◆ What is needed: Find each line below that includes "link", then copy it.

● ● ● ● ● ● ●

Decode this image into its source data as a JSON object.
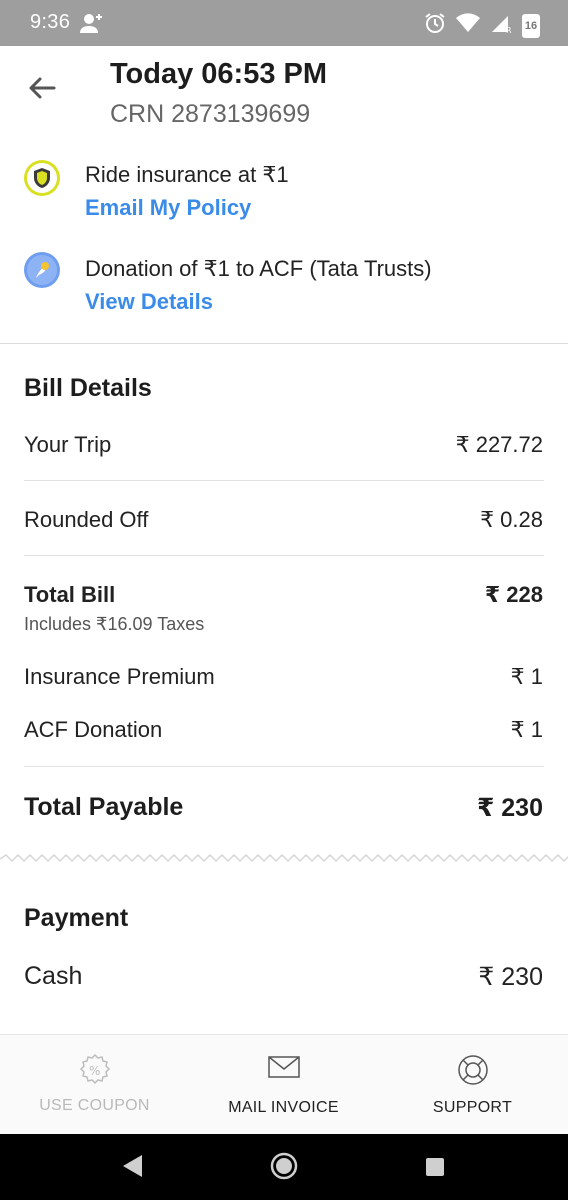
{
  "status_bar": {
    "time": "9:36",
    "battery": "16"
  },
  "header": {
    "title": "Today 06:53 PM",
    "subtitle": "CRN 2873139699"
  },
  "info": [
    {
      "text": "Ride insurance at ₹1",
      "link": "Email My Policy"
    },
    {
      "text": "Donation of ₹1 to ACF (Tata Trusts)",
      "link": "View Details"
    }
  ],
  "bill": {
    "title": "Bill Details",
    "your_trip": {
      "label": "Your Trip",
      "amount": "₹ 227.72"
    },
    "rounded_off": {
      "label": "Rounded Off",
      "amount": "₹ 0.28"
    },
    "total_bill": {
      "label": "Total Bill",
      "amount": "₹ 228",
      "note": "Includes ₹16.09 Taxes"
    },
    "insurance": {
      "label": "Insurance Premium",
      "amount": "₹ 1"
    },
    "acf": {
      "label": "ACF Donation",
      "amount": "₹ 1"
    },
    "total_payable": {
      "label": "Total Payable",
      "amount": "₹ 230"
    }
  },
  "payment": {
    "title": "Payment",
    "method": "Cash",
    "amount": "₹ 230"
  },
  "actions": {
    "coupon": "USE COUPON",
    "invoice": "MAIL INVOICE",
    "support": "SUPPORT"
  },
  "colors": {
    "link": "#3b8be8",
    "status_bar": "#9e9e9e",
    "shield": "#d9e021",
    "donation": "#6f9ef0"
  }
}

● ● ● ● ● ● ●

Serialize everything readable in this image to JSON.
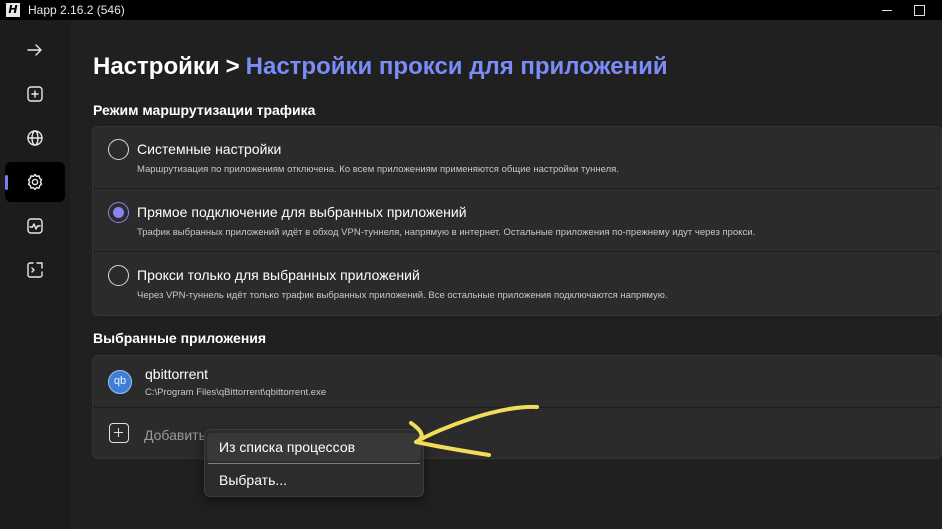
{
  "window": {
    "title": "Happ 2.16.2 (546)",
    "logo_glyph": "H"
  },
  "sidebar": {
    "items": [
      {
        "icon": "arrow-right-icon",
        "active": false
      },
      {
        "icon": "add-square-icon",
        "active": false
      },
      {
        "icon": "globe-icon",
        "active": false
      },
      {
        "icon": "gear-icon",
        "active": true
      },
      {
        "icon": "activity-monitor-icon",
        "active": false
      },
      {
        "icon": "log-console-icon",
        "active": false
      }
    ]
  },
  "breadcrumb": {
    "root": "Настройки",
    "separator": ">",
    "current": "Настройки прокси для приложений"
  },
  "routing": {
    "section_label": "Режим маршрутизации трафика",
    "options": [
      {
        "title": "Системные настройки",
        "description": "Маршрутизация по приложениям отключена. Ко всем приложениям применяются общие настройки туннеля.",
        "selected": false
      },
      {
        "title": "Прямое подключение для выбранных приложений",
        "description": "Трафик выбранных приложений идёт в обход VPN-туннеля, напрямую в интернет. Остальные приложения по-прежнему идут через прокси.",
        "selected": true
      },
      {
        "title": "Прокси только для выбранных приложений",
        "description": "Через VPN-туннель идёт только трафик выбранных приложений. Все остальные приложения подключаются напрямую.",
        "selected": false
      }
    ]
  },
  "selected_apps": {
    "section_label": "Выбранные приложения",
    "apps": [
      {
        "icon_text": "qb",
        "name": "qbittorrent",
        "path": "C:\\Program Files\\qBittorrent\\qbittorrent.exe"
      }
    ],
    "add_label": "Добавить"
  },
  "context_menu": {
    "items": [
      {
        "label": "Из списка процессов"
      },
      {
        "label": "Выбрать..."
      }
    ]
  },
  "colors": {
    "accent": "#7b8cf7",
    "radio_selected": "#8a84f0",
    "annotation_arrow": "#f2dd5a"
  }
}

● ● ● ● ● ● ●

◆ Your response:
      "link": "Email My Policy"
      "link": "View Details"
    "link": "#3b8be8",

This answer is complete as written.